Black History 365

What is Black August?

Ajah Hales
Published in
4 min readAug 7


Decolonizing Black resistance

Black girl with black Stetson hat sits Indian-style on a couch, reading a book
Photo by Seven Shooter on Unsplash

In 1926, Carter G. Woodson designated the second week of February as Negro History Week. Fifty years later, America finally took the hint and upgraded Negro History Week to Black History Month.

Yes, it’s the shortest month of the year, and yes, the basis for its existence is under attack—but I digress.

Now we spend 28 days celebrating the innovation, contributions, and accomplishments of Black Americans.

In this land where our ancestors bled, we have to fight for everything we get, and Black History Month is no exception. Yet somehow, this monthlong celebration has been truncated and redacted to a three-day weekend.

On Friday, Lincoln freed the slaves. On Saturday, Martin marched on Washington. On Sunday, we elected Obama.
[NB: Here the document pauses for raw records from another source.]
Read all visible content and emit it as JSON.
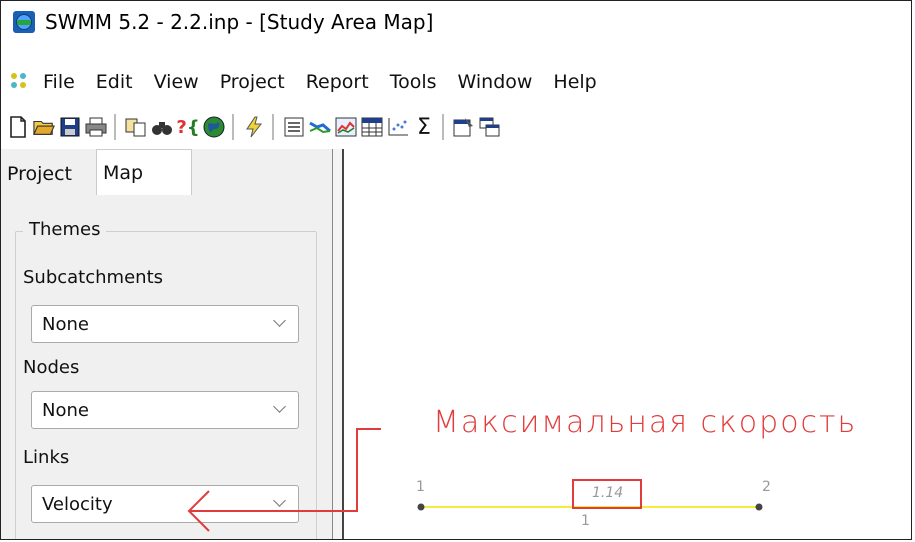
{
  "window": {
    "title": "SWMM 5.2 - 2.2.inp - [Study Area Map]"
  },
  "menu": {
    "items": [
      "File",
      "Edit",
      "View",
      "Project",
      "Report",
      "Tools",
      "Window",
      "Help"
    ]
  },
  "toolbar": {
    "icons": [
      "new-file-icon",
      "open-folder-icon",
      "save-icon",
      "print-icon",
      "copy-icon",
      "find-icon",
      "query-icon",
      "globe-icon",
      "run-icon",
      "status-report-icon",
      "profile-plot-icon",
      "time-series-plot-icon",
      "table-icon",
      "scatter-plot-icon",
      "statistics-icon",
      "options-icon",
      "tile-windows-icon"
    ]
  },
  "panel": {
    "tabs": {
      "project": "Project",
      "map": "Map"
    },
    "themes_legend": "Themes",
    "subcatchments": {
      "label": "Subcatchments",
      "value": "None"
    },
    "nodes": {
      "label": "Nodes",
      "value": "None"
    },
    "links": {
      "label": "Links",
      "value": "Velocity"
    }
  },
  "map": {
    "annotation": "Максимальная  скорость",
    "node_left_id": "1",
    "node_right_id": "2",
    "link_value": "1.14",
    "link_id": "1",
    "colors": {
      "link": "#f2ee3a",
      "annotation": "#e23b3b",
      "node": "#444444"
    }
  }
}
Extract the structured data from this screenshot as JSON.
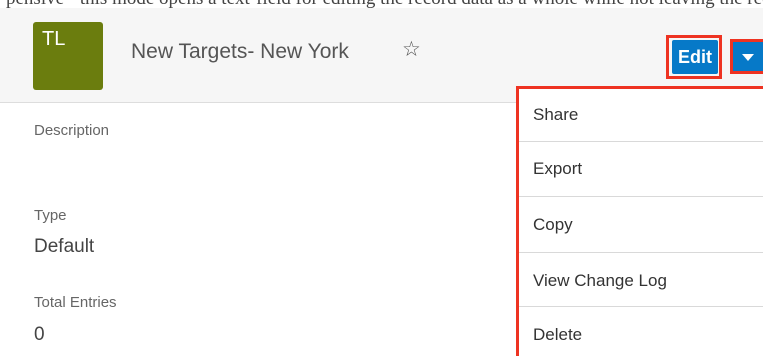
{
  "header": {
    "avatar_initials": "TL",
    "title": "New Targets- New York",
    "edit_label": "Edit"
  },
  "fields": [
    {
      "label": "Description",
      "value": ""
    },
    {
      "label": "Type",
      "value": "Default"
    },
    {
      "label": "Total Entries",
      "value": "0"
    }
  ],
  "menu": {
    "items": [
      "Share",
      "Export",
      "Copy",
      "View Change Log",
      "Delete"
    ]
  },
  "colors": {
    "avatar": "#6b7d0e",
    "primary_button": "#0679c8",
    "highlight": "#ee3322"
  },
  "icons": {
    "favorite": "star-outline-icon",
    "dropdown": "caret-down-icon"
  }
}
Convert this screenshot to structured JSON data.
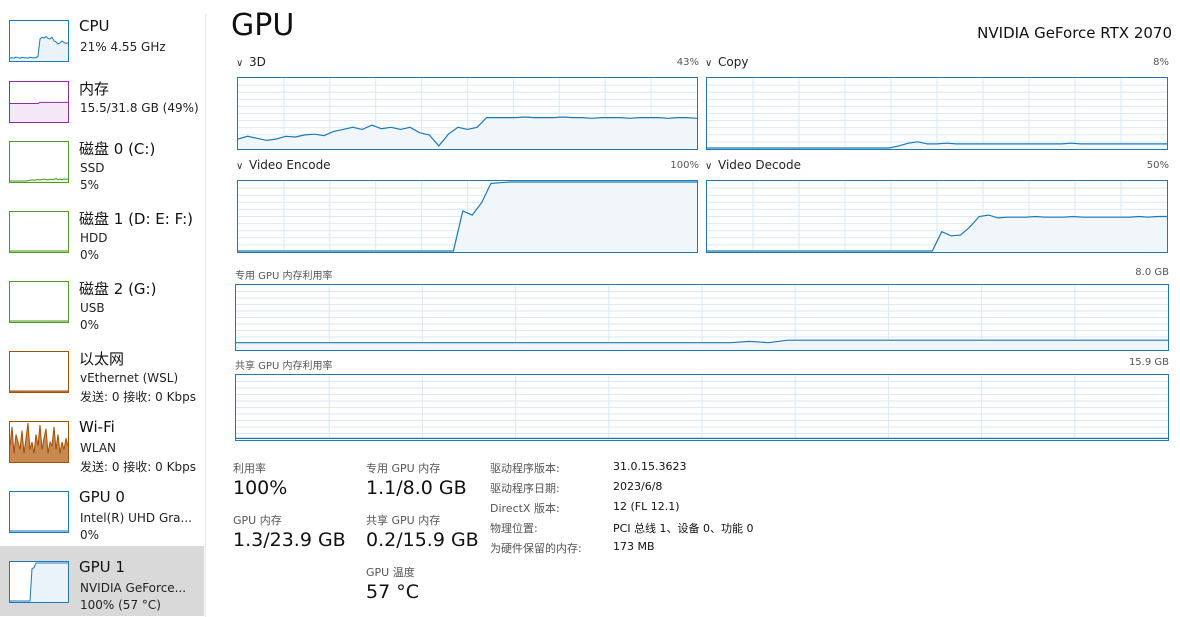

Technically, on Monday we celebrated Juneteenth, but since that’s a holiday no one asked for designed to replace lost revenues from Columbus Day and Thanksgiving, I’m not counting it.

But I digress.

As a womxn who considers herself fairly knowledgeable about all things Blackity Black, imagine my surprise when I learned of another month of celebrating Blackness that I had never heard of.

Black August is a month-long commemoration of the history of Black American resistance and political activism. Even though the month also focuses on Black History, it’s different from Black History Month because it recognizes folx Carter G. would have called disreputable negroes.

The incarcerated. The ‘gang bangers’. The insurrectionists.

Black August became ‘a thing’ in the late 1970s after the assassination of George Jackson and his brother Jonathan at San Quentin Prison State Prison in Marin County, California.

While incarcerated, George Jackson, George “Big Jake” Lewis, and W. L. Nolen founded the Black Guerrilla Family(BGF) AKA Jamaa to protect and maintain the dignity of imprisoned Black Americans, promote Black Power, and allegedly overthrow the United States Government.

I say allegedly because this is the organization’s pledge:

If I should ever break my stride, and…



Ajah Hales
Writer for

World Changer. Social Thinker. Business Owner. #WEOC